### WHAT IS BEING ASKED
Print every line of the material below exactly as it stands, but omit the pictures.

### EXERCISE DATA
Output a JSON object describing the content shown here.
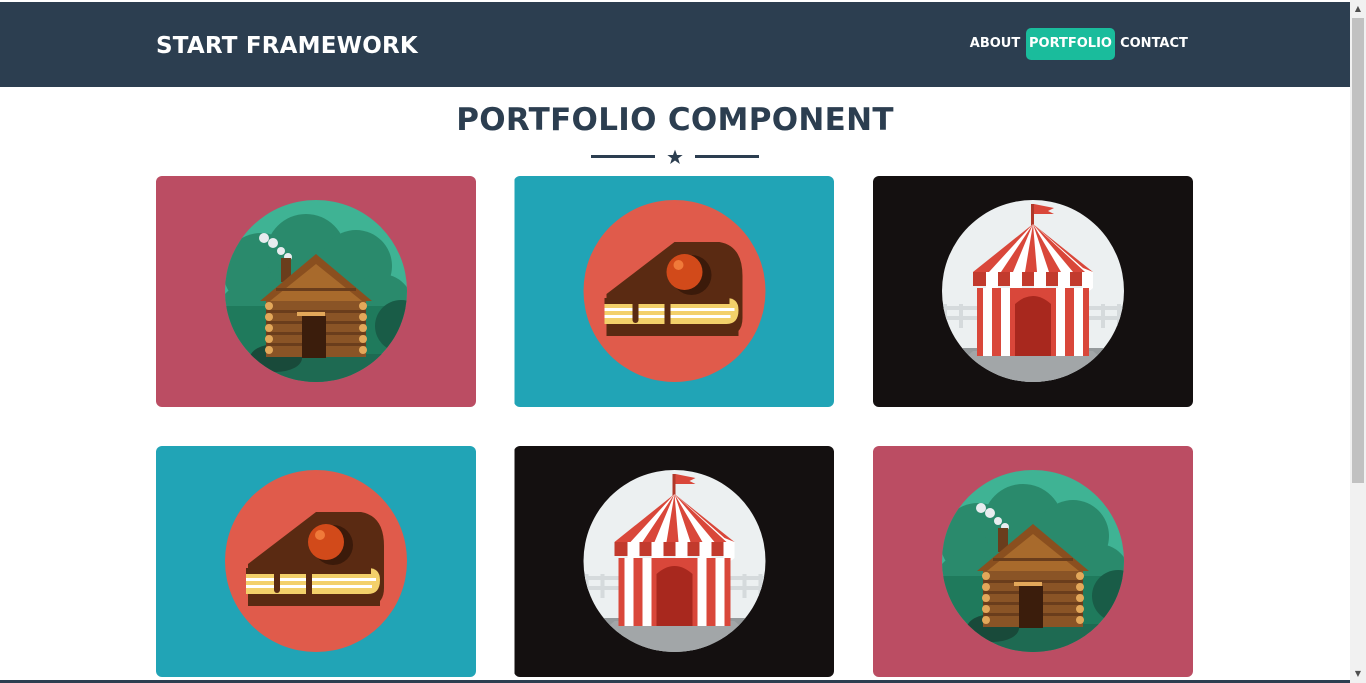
{
  "header": {
    "brand": "START FRAMEWORK",
    "nav": [
      {
        "label": "ABOUT",
        "active": false
      },
      {
        "label": "PORTFOLIO",
        "active": true
      },
      {
        "label": "CONTACT",
        "active": false
      }
    ]
  },
  "section": {
    "title": "PORTFOLIO COMPONENT"
  },
  "colors": {
    "navbar": "#2c3e50",
    "accent": "#1abc9c",
    "cabin_bg": "#bb4d63",
    "cake_bg": "#21a4b6",
    "circus_bg": "#141010"
  },
  "portfolio": [
    {
      "icon": "cabin-icon",
      "background": "#bb4d63"
    },
    {
      "icon": "cake-icon",
      "background": "#21a4b6"
    },
    {
      "icon": "circus-tent-icon",
      "background": "#141010"
    },
    {
      "icon": "cake-icon",
      "background": "#21a4b6"
    },
    {
      "icon": "circus-tent-icon",
      "background": "#141010"
    },
    {
      "icon": "cabin-icon",
      "background": "#bb4d63"
    }
  ]
}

### TASK SOLUTION
Output a JSON object describing the content shown here.
{
  "header": {
    "brand": "START FRAMEWORK",
    "nav": [
      {
        "label": "ABOUT",
        "active": false
      },
      {
        "label": "PORTFOLIO",
        "active": true
      },
      {
        "label": "CONTACT",
        "active": false
      }
    ]
  },
  "section": {
    "title": "PORTFOLIO COMPONENT"
  },
  "colors": {
    "navbar": "#2c3e50",
    "accent": "#1abc9c",
    "cabin_bg": "#bb4d63",
    "cake_bg": "#21a4b6",
    "circus_bg": "#141010"
  },
  "portfolio": [
    {
      "icon": "cabin-icon",
      "background": "#bb4d63"
    },
    {
      "icon": "cake-icon",
      "background": "#21a4b6"
    },
    {
      "icon": "circus-tent-icon",
      "background": "#141010"
    },
    {
      "icon": "cake-icon",
      "background": "#21a4b6"
    },
    {
      "icon": "circus-tent-icon",
      "background": "#141010"
    },
    {
      "icon": "cabin-icon",
      "background": "#bb4d63"
    }
  ]
}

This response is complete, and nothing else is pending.